Collection entries:

--- START ---

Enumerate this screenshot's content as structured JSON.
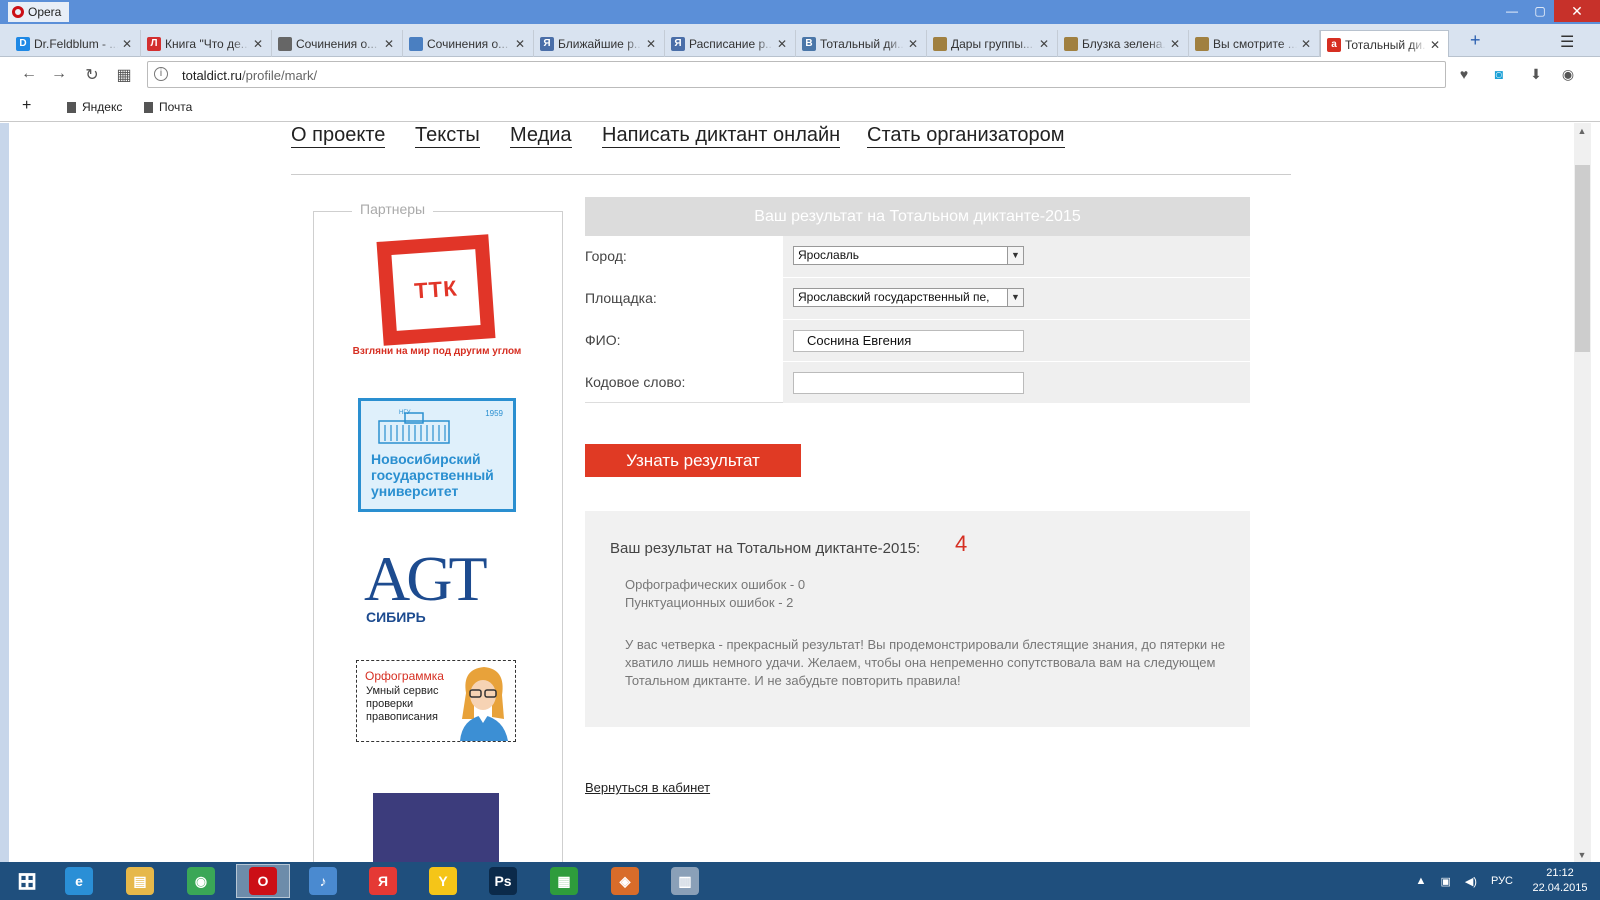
{
  "window": {
    "app_name": "Opera",
    "controls": [
      "—",
      "▢",
      "✕"
    ]
  },
  "tabs": [
    {
      "label": "Dr.Feldblum - ...",
      "icon": "D",
      "color": "#1e88e5"
    },
    {
      "label": "Книга \"Что де...",
      "icon": "Л",
      "color": "#d32f2f"
    },
    {
      "label": "Сочинения о...",
      "icon": "",
      "color": "#666666"
    },
    {
      "label": "Сочинения о...",
      "icon": "",
      "color": "#4a7fc1"
    },
    {
      "label": "Ближайшие р...",
      "icon": "Я",
      "color": "#4a6ea8"
    },
    {
      "label": "Расписание р...",
      "icon": "Я",
      "color": "#4a6ea8"
    },
    {
      "label": "Тотальный ди...",
      "icon": "В",
      "color": "#4a76a8"
    },
    {
      "label": "Дары группы...",
      "icon": "",
      "color": "#a08040"
    },
    {
      "label": "Блузка зелена...",
      "icon": "",
      "color": "#a08040"
    },
    {
      "label": "Вы смотрите ...",
      "icon": "",
      "color": "#a08040"
    },
    {
      "label": "Тотальный ди...",
      "icon": "а",
      "color": "#d62f22"
    }
  ],
  "address": {
    "host": "totaldict.ru",
    "path": "/profile/mark/"
  },
  "bookmarks": [
    "Яндекс",
    "Почта"
  ],
  "site_nav": [
    "О проекте",
    "Тексты",
    "Медиа",
    "Написать диктант онлайн",
    "Стать организатором"
  ],
  "partners": {
    "title": "Партнеры",
    "ttk": {
      "logo": "ТТК",
      "slogan": "Взгляни на мир под другим углом"
    },
    "ngu": {
      "abbr": "НГУ",
      "year": "1959",
      "name": "Новосибирский государственный университет"
    },
    "agt": {
      "letters": "AGT",
      "sub": "СИБИРЬ"
    },
    "orfo": {
      "name": "Орфограммка",
      "desc": "Умный сервис проверки правописания"
    }
  },
  "form": {
    "header": "Ваш результат на Тотальном диктанте-2015",
    "city": {
      "label": "Город:",
      "value": "Ярославль"
    },
    "venue": {
      "label": "Площадка:",
      "value": "Ярославский государственный пе,"
    },
    "name": {
      "label": "ФИО:",
      "value": "Соснина Евгения"
    },
    "code": {
      "label": "Кодовое слово:",
      "value": ""
    },
    "submit": "Узнать результат"
  },
  "result": {
    "label": "Ваш результат на Тотальном диктанте-2015:",
    "score": "4",
    "spelling": "Орфографических ошибок - 0",
    "punctuation": "Пунктуационных ошибок - 2",
    "message": "У вас четверка - прекрасный результат! Вы продемонстрировали блестящие знания, до пятерки не хватило лишь немного удачи. Желаем, чтобы она непременно сопутствовала вам на следующем Тотальном диктанте. И не забудьте повторить правила!"
  },
  "back_link": "Вернуться в кабинет",
  "taskbar": {
    "apps": [
      {
        "name": "windows-start",
        "symbol": "⊞",
        "color": "transparent"
      },
      {
        "name": "internet-explorer",
        "symbol": "e",
        "color": "#2a8fd6"
      },
      {
        "name": "file-explorer",
        "symbol": "▤",
        "color": "#e6b84a"
      },
      {
        "name": "chrome",
        "symbol": "◉",
        "color": "#3aa757"
      },
      {
        "name": "opera",
        "symbol": "O",
        "color": "#cc0f16"
      },
      {
        "name": "media-player",
        "symbol": "♪",
        "color": "#4a8ad0"
      },
      {
        "name": "yandex",
        "symbol": "Я",
        "color": "#e53935"
      },
      {
        "name": "yandex-browser",
        "symbol": "Y",
        "color": "#f5c518"
      },
      {
        "name": "photoshop",
        "symbol": "Ps",
        "color": "#0b2a4a"
      },
      {
        "name": "store",
        "symbol": "▦",
        "color": "#2e9c3c"
      },
      {
        "name": "viewer",
        "symbol": "◈",
        "color": "#d86c2a"
      },
      {
        "name": "calculator",
        "symbol": "▥",
        "color": "#8aa0b8"
      }
    ],
    "lang": "РУС",
    "time": "21:12",
    "date": "22.04.2015"
  }
}
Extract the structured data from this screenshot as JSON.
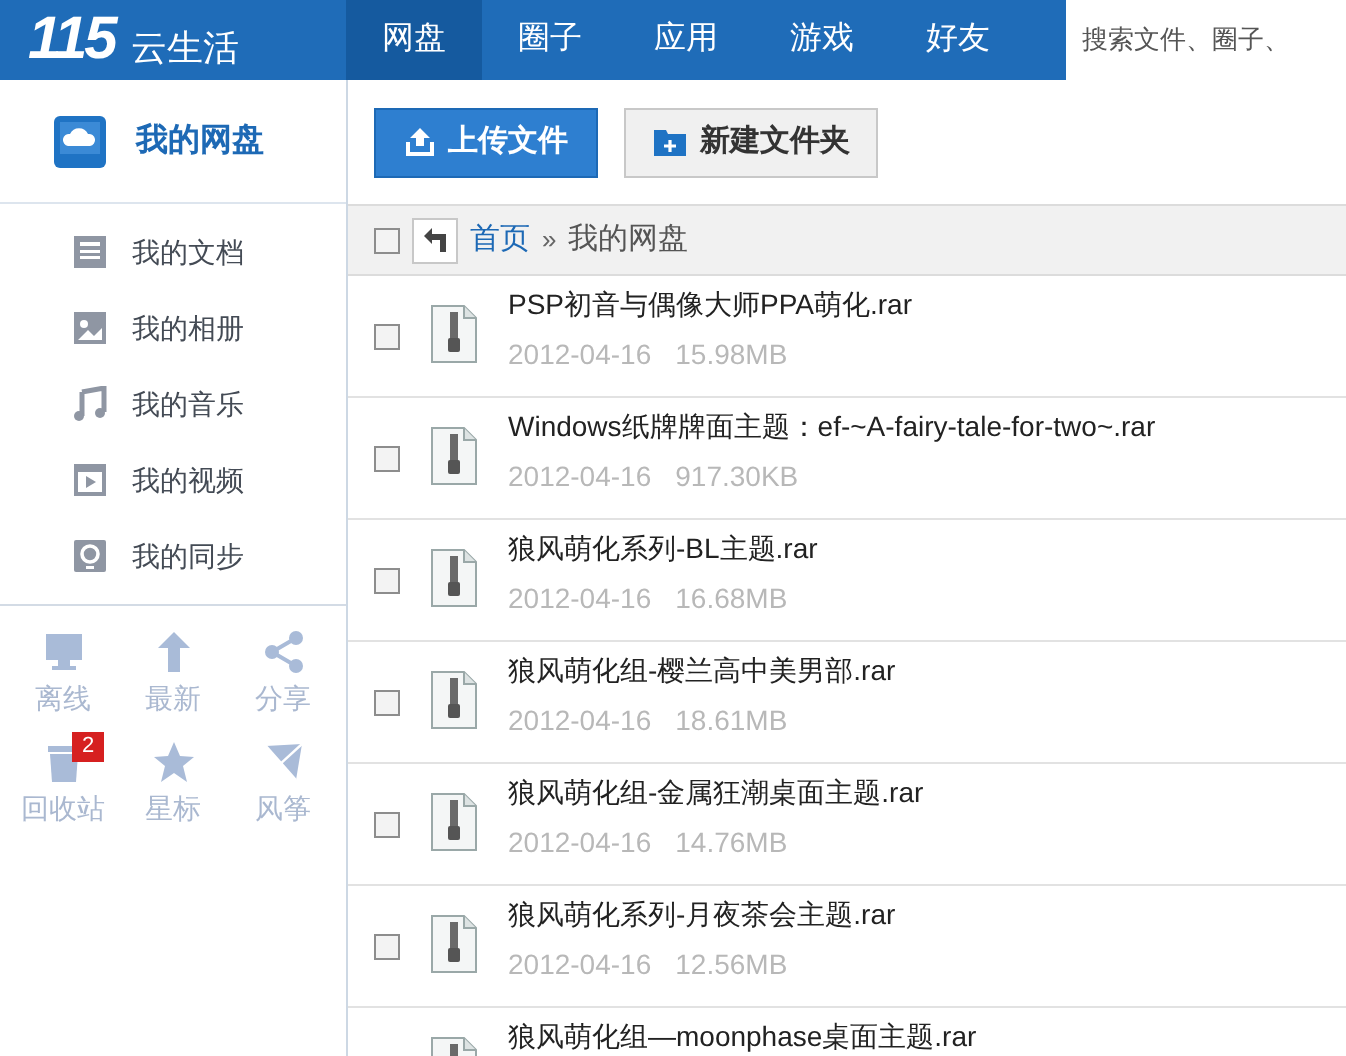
{
  "logo": {
    "mark": "115",
    "text": "云生活"
  },
  "nav": [
    {
      "label": "网盘",
      "selected": true
    },
    {
      "label": "圈子",
      "selected": false
    },
    {
      "label": "应用",
      "selected": false
    },
    {
      "label": "游戏",
      "selected": false
    },
    {
      "label": "好友",
      "selected": false
    }
  ],
  "search": {
    "placeholder": "搜索文件、圈子、"
  },
  "sidebar": {
    "title": "我的网盘",
    "items": [
      {
        "label": "我的文档"
      },
      {
        "label": "我的相册"
      },
      {
        "label": "我的音乐"
      },
      {
        "label": "我的视频"
      },
      {
        "label": "我的同步"
      }
    ],
    "tools": [
      {
        "label": "离线"
      },
      {
        "label": "最新"
      },
      {
        "label": "分享"
      },
      {
        "label": "回收站",
        "badge": "2"
      },
      {
        "label": "星标"
      },
      {
        "label": "风筝"
      }
    ]
  },
  "toolbar": {
    "upload": "上传文件",
    "new_folder": "新建文件夹"
  },
  "breadcrumb": {
    "checked": false,
    "home": "首页",
    "separator": "»",
    "current": "我的网盘"
  },
  "files": [
    {
      "name": "PSP初音与偶像大师PPA萌化.rar",
      "date": "2012-04-16",
      "size": "15.98MB",
      "checked": false
    },
    {
      "name": "Windows纸牌牌面主题：ef-~A-fairy-tale-for-two~.rar",
      "date": "2012-04-16",
      "size": "917.30KB",
      "checked": false
    },
    {
      "name": "狼风萌化系列-BL主题.rar",
      "date": "2012-04-16",
      "size": "16.68MB",
      "checked": false
    },
    {
      "name": "狼风萌化组-樱兰高中美男部.rar",
      "date": "2012-04-16",
      "size": "18.61MB",
      "checked": false
    },
    {
      "name": "狼风萌化组-金属狂潮桌面主题.rar",
      "date": "2012-04-16",
      "size": "14.76MB",
      "checked": false
    },
    {
      "name": "狼风萌化系列-月夜茶会主题.rar",
      "date": "2012-04-16",
      "size": "12.56MB",
      "checked": false
    },
    {
      "name": "狼风萌化组—moonphase桌面主题.rar"
    }
  ]
}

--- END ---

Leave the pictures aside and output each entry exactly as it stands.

Enumerate this screenshot's content as structured JSON.
{
  "window": {
    "app_name": "Opera",
    "controls": [
      "—",
      "▢",
      "✕"
    ]
  },
  "tabs": [
    {
      "label": "Dr.Feldblum - ...",
      "icon": "D",
      "color": "#1e88e5"
    },
    {
      "label": "Книга \"Что де...",
      "icon": "Л",
      "color": "#d32f2f"
    },
    {
      "label": "Сочинения о...",
      "icon": "",
      "color": "#666666"
    },
    {
      "label": "Сочинения о...",
      "icon": "",
      "color": "#4a7fc1"
    },
    {
      "label": "Ближайшие р...",
      "icon": "Я",
      "color": "#4a6ea8"
    },
    {
      "label": "Расписание р...",
      "icon": "Я",
      "color": "#4a6ea8"
    },
    {
      "label": "Тотальный ди...",
      "icon": "В",
      "color": "#4a76a8"
    },
    {
      "label": "Дары группы...",
      "icon": "",
      "color": "#a08040"
    },
    {
      "label": "Блузка зелена...",
      "icon": "",
      "color": "#a08040"
    },
    {
      "label": "Вы смотрите ...",
      "icon": "",
      "color": "#a08040"
    },
    {
      "label": "Тотальный ди...",
      "icon": "а",
      "color": "#d62f22"
    }
  ],
  "address": {
    "host": "totaldict.ru",
    "path": "/profile/mark/"
  },
  "bookmarks": [
    "Яндекс",
    "Почта"
  ],
  "site_nav": [
    "О проекте",
    "Тексты",
    "Медиа",
    "Написать диктант онлайн",
    "Стать организатором"
  ],
  "partners": {
    "title": "Партнеры",
    "ttk": {
      "logo": "ТТК",
      "slogan": "Взгляни на мир под другим углом"
    },
    "ngu": {
      "abbr": "НГУ",
      "year": "1959",
      "name": "Новосибирский государственный университет"
    },
    "agt": {
      "letters": "AGT",
      "sub": "СИБИРЬ"
    },
    "orfo": {
      "name": "Орфограммка",
      "desc": "Умный сервис проверки правописания"
    }
  },
  "form": {
    "header": "Ваш результат на Тотальном диктанте-2015",
    "city": {
      "label": "Город:",
      "value": "Ярославль"
    },
    "venue": {
      "label": "Площадка:",
      "value": "Ярославский государственный пе,"
    },
    "name": {
      "label": "ФИО:",
      "value": "Соснина Евгения"
    },
    "code": {
      "label": "Кодовое слово:",
      "value": ""
    },
    "submit": "Узнать результат"
  },
  "result": {
    "label": "Ваш результат на Тотальном диктанте-2015:",
    "score": "4",
    "spelling": "Орфографических ошибок - 0",
    "punctuation": "Пунктуационных ошибок - 2",
    "message": "У вас четверка - прекрасный результат! Вы продемонстрировали блестящие знания, до пятерки не хватило лишь немного удачи. Желаем, чтобы она непременно сопутствовала вам на следующем Тотальном диктанте. И не забудьте повторить правила!"
  },
  "back_link": "Вернуться в кабинет",
  "taskbar": {
    "apps": [
      {
        "name": "windows-start",
        "symbol": "⊞",
        "color": "transparent"
      },
      {
        "name": "internet-explorer",
        "symbol": "e",
        "color": "#2a8fd6"
      },
      {
        "name": "file-explorer",
        "symbol": "▤",
        "color": "#e6b84a"
      },
      {
        "name": "chrome",
        "symbol": "◉",
        "color": "#3aa757"
      },
      {
        "name": "opera",
        "symbol": "O",
        "color": "#cc0f16"
      },
      {
        "name": "media-player",
        "symbol": "♪",
        "color": "#4a8ad0"
      },
      {
        "name": "yandex",
        "symbol": "Я",
        "color": "#e53935"
      },
      {
        "name": "yandex-browser",
        "symbol": "Y",
        "color": "#f5c518"
      },
      {
        "name": "photoshop",
        "symbol": "Ps",
        "color": "#0b2a4a"
      },
      {
        "name": "store",
        "symbol": "▦",
        "color": "#2e9c3c"
      },
      {
        "name": "viewer",
        "symbol": "◈",
        "color": "#d86c2a"
      },
      {
        "name": "calculator",
        "symbol": "▥",
        "color": "#8aa0b8"
      }
    ],
    "lang": "РУС",
    "time": "21:12",
    "date": "22.04.2015"
  }
}
Extract the structured data from this screenshot as JSON.
{
  "logo": {
    "mark": "115",
    "text": "云生活"
  },
  "nav": [
    {
      "label": "网盘",
      "selected": true
    },
    {
      "label": "圈子",
      "selected": false
    },
    {
      "label": "应用",
      "selected": false
    },
    {
      "label": "游戏",
      "selected": false
    },
    {
      "label": "好友",
      "selected": false
    }
  ],
  "search": {
    "placeholder": "搜索文件、圈子、"
  },
  "sidebar": {
    "title": "我的网盘",
    "items": [
      {
        "label": "我的文档"
      },
      {
        "label": "我的相册"
      },
      {
        "label": "我的音乐"
      },
      {
        "label": "我的视频"
      },
      {
        "label": "我的同步"
      }
    ],
    "tools": [
      {
        "label": "离线"
      },
      {
        "label": "最新"
      },
      {
        "label": "分享"
      },
      {
        "label": "回收站",
        "badge": "2"
      },
      {
        "label": "星标"
      },
      {
        "label": "风筝"
      }
    ]
  },
  "toolbar": {
    "upload": "上传文件",
    "new_folder": "新建文件夹"
  },
  "breadcrumb": {
    "checked": false,
    "home": "首页",
    "separator": "»",
    "current": "我的网盘"
  },
  "files": [
    {
      "name": "PSP初音与偶像大师PPA萌化.rar",
      "date": "2012-04-16",
      "size": "15.98MB",
      "checked": false
    },
    {
      "name": "Windows纸牌牌面主题：ef-~A-fairy-tale-for-two~.rar",
      "date": "2012-04-16",
      "size": "917.30KB",
      "checked": false
    },
    {
      "name": "狼风萌化系列-BL主题.rar",
      "date": "2012-04-16",
      "size": "16.68MB",
      "checked": false
    },
    {
      "name": "狼风萌化组-樱兰高中美男部.rar",
      "date": "2012-04-16",
      "size": "18.61MB",
      "checked": false
    },
    {
      "name": "狼风萌化组-金属狂潮桌面主题.rar",
      "date": "2012-04-16",
      "size": "14.76MB",
      "checked": false
    },
    {
      "name": "狼风萌化系列-月夜茶会主题.rar",
      "date": "2012-04-16",
      "size": "12.56MB",
      "checked": false
    },
    {
      "name": "狼风萌化组—moonphase桌面主题.rar"
    }
  ]
}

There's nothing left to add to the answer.